With developers, an awesome product isn’t everything, or at least we found that out. More than a product you need a platform. But what is a platform? Learn tips and tricks about building a public API using the latest and greatest tools: OpenAPI, Python 3 and asyncio.
With developers, an awesome product isn’t everything, or at least we found that out. More than a product, you need a platform. But what is a platform? And how do you build one alongside all the other weird old code you might have inherited?
In a perfect world, Jeff Dean would ride in on a Unicorn with stone tablets inscribed with UML diagrams of an application architecture so perfect you’d weep with joy. In the real world however that tends not to happen, so the process is a bit more iterative. Sometimes you try things that don’t work or seem silly in retrospect.
Part of our platform journey has been building a public API with our favorite hand picked technologies: OpenAPI and Python 3, especially asyncio. Building a rock solid, fast, and scalable Python application was not all rainbows and unicorns along the way. Through this process, we learned quite a bit about describing REST APIs and how modern Python concurrency mechanisms behave in the real world.
We’ll share how we used OpenAPI to power our public API and improve the developer experience for both internal engineers and external consumers.
We started off with a mix of multiprocessing and asyncio, and have since migrated completely to asyncio. Also, we’ll share a few of the things we've learned in the process, which we hope will help you if you choose to use asyncio.
Nick DiRienzo is a software engineer at Optimizely. He enjoys writing code in Python, making developers’ lives better, and eating Mission burritos.
Vinay Tota is currently a member of the Application Platform team at Optimizely.

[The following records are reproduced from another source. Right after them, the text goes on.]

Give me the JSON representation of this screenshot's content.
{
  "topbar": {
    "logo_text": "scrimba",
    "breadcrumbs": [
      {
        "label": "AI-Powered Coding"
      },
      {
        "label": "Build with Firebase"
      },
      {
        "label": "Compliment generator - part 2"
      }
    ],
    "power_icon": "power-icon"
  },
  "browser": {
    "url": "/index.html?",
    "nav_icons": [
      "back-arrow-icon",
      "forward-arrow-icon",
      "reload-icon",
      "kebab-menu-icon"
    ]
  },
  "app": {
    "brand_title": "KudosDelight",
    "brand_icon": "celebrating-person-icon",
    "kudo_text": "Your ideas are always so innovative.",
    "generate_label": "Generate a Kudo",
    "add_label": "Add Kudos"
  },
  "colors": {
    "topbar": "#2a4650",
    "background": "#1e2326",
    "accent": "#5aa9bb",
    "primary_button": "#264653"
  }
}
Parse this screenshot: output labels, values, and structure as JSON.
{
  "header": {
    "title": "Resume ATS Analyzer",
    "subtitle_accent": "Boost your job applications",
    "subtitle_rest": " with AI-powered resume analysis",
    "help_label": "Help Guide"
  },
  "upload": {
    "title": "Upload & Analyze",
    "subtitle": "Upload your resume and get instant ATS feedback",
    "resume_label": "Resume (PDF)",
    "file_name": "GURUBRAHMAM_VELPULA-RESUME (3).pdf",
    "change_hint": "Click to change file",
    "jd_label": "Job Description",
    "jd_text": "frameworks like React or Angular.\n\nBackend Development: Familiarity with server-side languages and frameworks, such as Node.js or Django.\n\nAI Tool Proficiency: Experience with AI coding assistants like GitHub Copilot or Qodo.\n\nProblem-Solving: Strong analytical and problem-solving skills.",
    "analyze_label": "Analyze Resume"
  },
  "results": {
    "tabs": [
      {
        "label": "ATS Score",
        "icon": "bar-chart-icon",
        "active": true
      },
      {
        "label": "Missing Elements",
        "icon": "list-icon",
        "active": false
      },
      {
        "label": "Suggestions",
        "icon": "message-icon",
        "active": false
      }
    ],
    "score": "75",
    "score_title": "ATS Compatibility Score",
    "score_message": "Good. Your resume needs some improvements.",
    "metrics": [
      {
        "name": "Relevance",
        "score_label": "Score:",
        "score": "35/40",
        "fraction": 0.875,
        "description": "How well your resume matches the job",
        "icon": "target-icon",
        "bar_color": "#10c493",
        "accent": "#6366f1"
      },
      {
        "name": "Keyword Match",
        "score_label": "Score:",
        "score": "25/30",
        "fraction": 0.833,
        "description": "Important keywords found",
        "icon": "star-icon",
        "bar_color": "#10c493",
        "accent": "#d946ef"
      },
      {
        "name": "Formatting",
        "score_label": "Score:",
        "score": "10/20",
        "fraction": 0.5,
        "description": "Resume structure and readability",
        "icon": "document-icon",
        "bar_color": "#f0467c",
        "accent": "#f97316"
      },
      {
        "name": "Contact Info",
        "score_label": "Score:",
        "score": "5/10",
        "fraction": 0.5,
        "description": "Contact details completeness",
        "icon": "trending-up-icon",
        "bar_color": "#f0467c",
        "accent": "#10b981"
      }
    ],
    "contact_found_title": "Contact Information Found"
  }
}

A long time ago wanted to be a theoretical physicist but now has way more fun hacking code. More recently he's worked on building high throughput low latency systems for ad serving using Python.